HOW TO COMPLETE THIS TASK: Would you please copy every line from the records that contains the word "title"?

EXTRACTED DATA:
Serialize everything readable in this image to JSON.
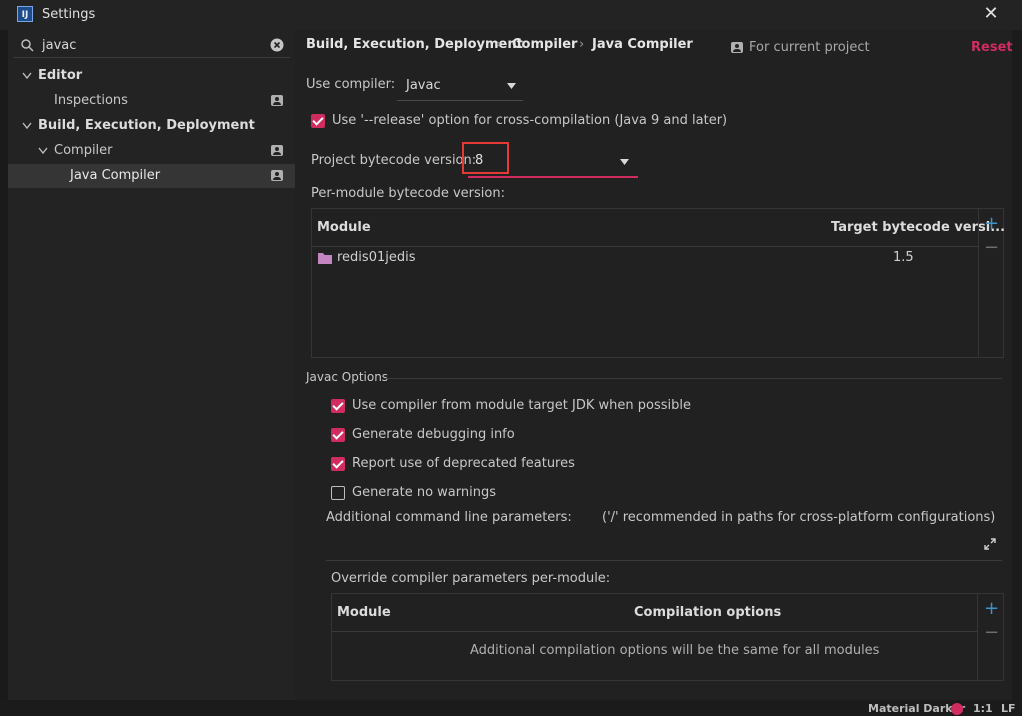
{
  "window": {
    "title": "Settings",
    "app_icon": "intellij-idea-logo",
    "logo_text": "IJ"
  },
  "search": {
    "value": "javac"
  },
  "sidebar": {
    "items": [
      {
        "label": "Editor"
      },
      {
        "label": "Inspections"
      },
      {
        "label": "Build, Execution, Deployment"
      },
      {
        "label": "Compiler"
      },
      {
        "label": "Java Compiler"
      }
    ]
  },
  "breadcrumb": {
    "items": [
      "Build, Execution, Deployment",
      "Compiler",
      "Java Compiler"
    ],
    "separator": "›"
  },
  "scope": {
    "label": "For current project"
  },
  "reset": {
    "label": "Reset"
  },
  "compiler": {
    "label": "Use compiler:",
    "value": "Javac"
  },
  "release_option": {
    "label": "Use '--release' option for cross-compilation (Java 9 and later)",
    "checked": true
  },
  "bytecode": {
    "label": "Project bytecode version:",
    "value": "8"
  },
  "per_module": {
    "label": "Per-module bytecode version:",
    "columns": [
      "Module",
      "Target bytecode versi..."
    ],
    "rows": [
      {
        "module": "redis01jedis",
        "target": "1.5"
      }
    ]
  },
  "javac_options": {
    "title": "Javac Options",
    "checks": [
      {
        "label": "Use compiler from module target JDK when possible",
        "checked": true
      },
      {
        "label": "Generate debugging info",
        "checked": true
      },
      {
        "label": "Report use of deprecated features",
        "checked": true
      },
      {
        "label": "Generate no warnings",
        "checked": false
      }
    ],
    "params_label": "Additional command line parameters:",
    "params_hint": "('/' recommended in paths for cross-platform configurations)"
  },
  "override": {
    "label": "Override compiler parameters per-module:",
    "columns": [
      "Module",
      "Compilation options"
    ],
    "empty_text": "Additional compilation options will be the same for all modules"
  },
  "background_status": {
    "theme": "Material Darker",
    "position": "1:1",
    "line_sep": "LF"
  },
  "colors": {
    "accent": "#d02c60",
    "highlight": "#e53935",
    "link": "#3d94c6"
  }
}
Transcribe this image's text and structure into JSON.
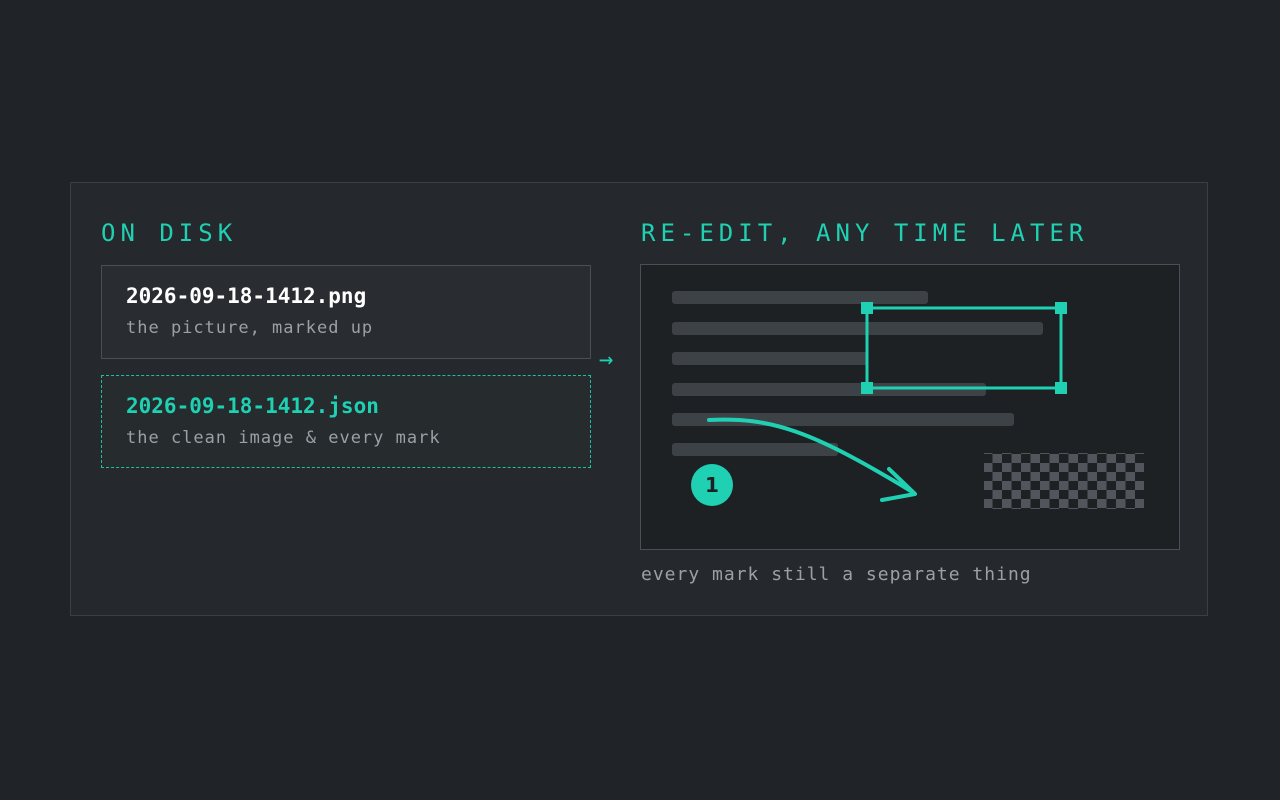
{
  "headings": {
    "on_disk": "ON DISK",
    "re_edit": "RE-EDIT, ANY TIME LATER"
  },
  "files": [
    {
      "name": "2026-09-18-1412.png",
      "description": "the picture, marked up"
    },
    {
      "name": "2026-09-18-1412.json",
      "description": "the clean image & every mark"
    }
  ],
  "flow_arrow": "→",
  "preview": {
    "step_badge": "1",
    "caption": "every mark still a separate thing"
  },
  "colors": {
    "accent": "#1fd1b2",
    "background": "#202428",
    "panel": "#25292d",
    "muted_text": "#9aa0a6"
  }
}
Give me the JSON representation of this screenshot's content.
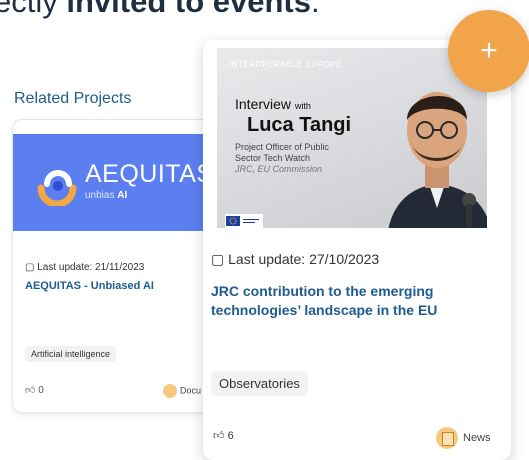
{
  "heading": {
    "prefix": "ectly ",
    "bold": "invited to events",
    "suffix": "."
  },
  "related": {
    "title": "Related Projects"
  },
  "back_card": {
    "logo_name": "AEQUITAS",
    "logo_sub_prefix": "unbias",
    "logo_sub_bold": "AI",
    "last_update": "Last update: 21/11/2023",
    "title": "AEQUITAS - Unbiased AI",
    "tag": "Artificial intelligence",
    "likes": "0",
    "type": "Docu"
  },
  "front_card": {
    "photo_brand": "INTEROPERABLE EUROPE",
    "photo_interview": "Interview",
    "photo_with": "with",
    "photo_name": "Luca Tangi",
    "photo_role_1": "Project Officer of Public",
    "photo_role_2": "Sector Tech Watch",
    "photo_role_3": "JRC, EU Commission",
    "last_update": "Last update: 27/10/2023",
    "title": "JRC contribution to the emerging technologies’ landscape in the EU",
    "tag": "Observatories",
    "likes": "6",
    "type": "News"
  },
  "fab": {
    "label": "+"
  },
  "colors": {
    "accent": "#f2a44b",
    "link": "#1e5c8f",
    "banner": "#5b7ff0"
  }
}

RESPONSE BELOW:
    "title": "Settings",
    "title": "Javac Options",
    "title": "Related Projects"
    "title": "AEQUITAS - Unbiased AI",
    "title": "JRC contribution to the emerging technologies’ landscape in the EU",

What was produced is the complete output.